Work to be completed
In the entries below, find the lines with the word "Schritte" and copy them.

Data for analysis section start

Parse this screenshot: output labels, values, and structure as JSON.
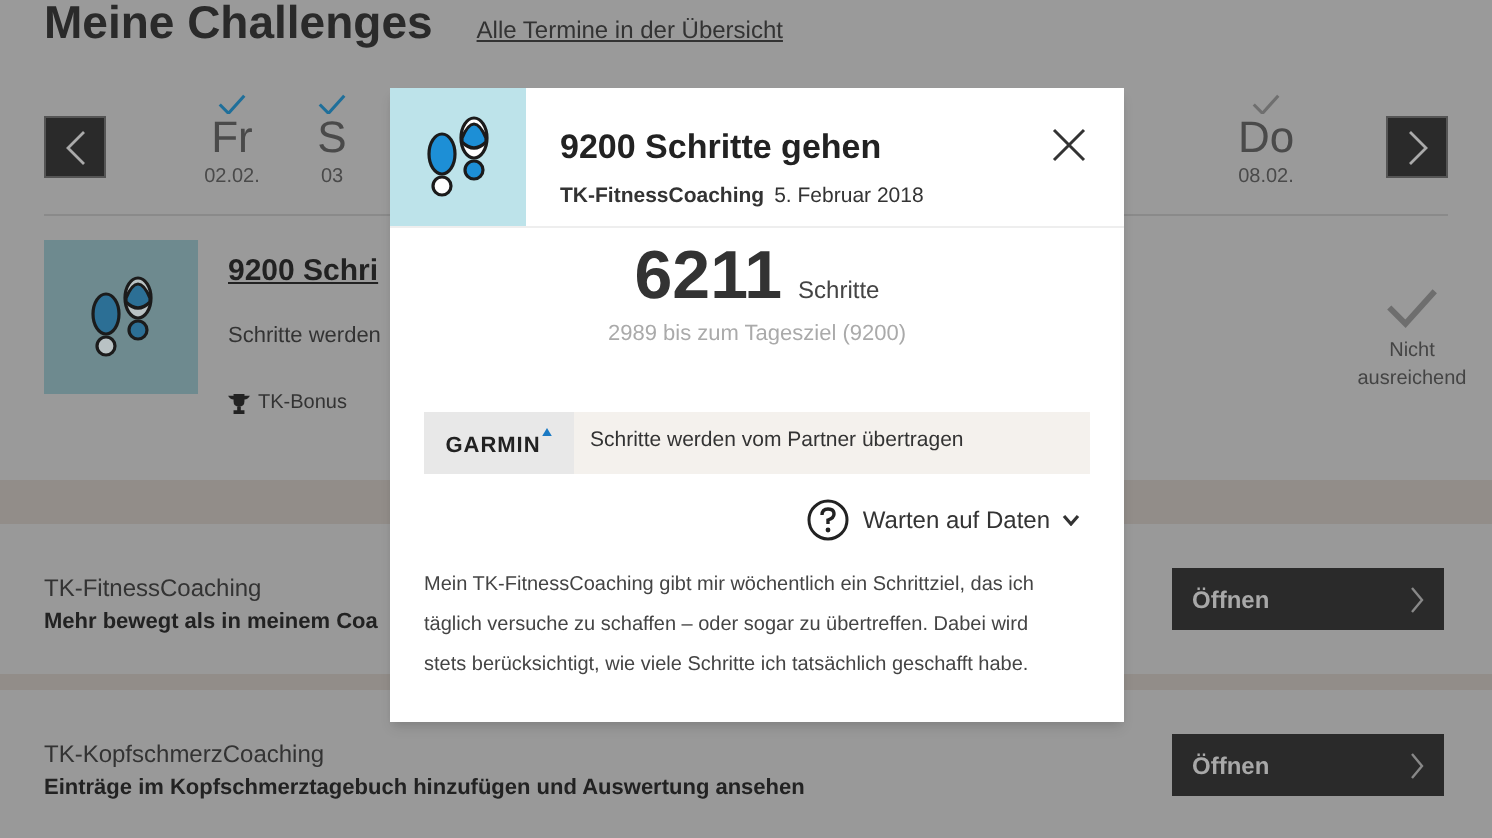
{
  "page": {
    "title": "Meine Challenges",
    "overview_link": "Alle Termine in der Übersicht"
  },
  "week": {
    "days": [
      {
        "name": "Fr",
        "date": "02.02.",
        "achieved": true
      },
      {
        "name": "S",
        "date": "03",
        "achieved": true
      },
      {
        "name": "Do",
        "date": "08.02.",
        "achieved": false
      }
    ]
  },
  "challenge": {
    "title": "9200 Schri",
    "description": "Schritte werden",
    "bonus": "TK-Bonus",
    "status": "Nicht ausreichend"
  },
  "coachings": [
    {
      "name": "TK-FitnessCoaching",
      "summary": "Mehr bewegt als in meinem Coa",
      "button": "Öffnen"
    },
    {
      "name": "TK-KopfschmerzCoaching",
      "summary": "Einträge im Kopfschmerztagebuch hinzufügen und Auswertung ansehen",
      "button": "Öffnen"
    }
  ],
  "modal": {
    "title": "9200 Schritte gehen",
    "program": "TK-FitnessCoaching",
    "date": "5. Februar 2018",
    "steps": "6211",
    "steps_unit": "Schritte",
    "remaining": "2989 bis zum Tagesziel (9200)",
    "partner": {
      "logo": "GARMIN",
      "note": "Schritte werden vom Partner übertragen"
    },
    "status": {
      "label": "Warten auf Daten",
      "expanded": false
    },
    "description": "Mein TK-FitnessCoaching gibt mir wöchentlich ein Schrittziel, das ich täglich versuche zu schaffen – oder sogar zu übertreffen. Dabei wird stets berücksichtigt, wie viele Schritte ich tatsächlich geschafft habe."
  }
}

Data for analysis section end

Answer to this problem
    "description": "Schritte werden",
    "title": "9200 Schritte gehen",
    "steps_unit": "Schritte",
      "note": "Schritte werden vom Partner übertragen"
    "description": "Mein TK-FitnessCoaching gibt mir wöchentlich ein Schrittziel, das ich täglich versuche zu schaffen – oder sogar zu übertreffen. Dabei wird stets berücksichtigt, wie viele Schritte ich tatsächlich geschafft habe."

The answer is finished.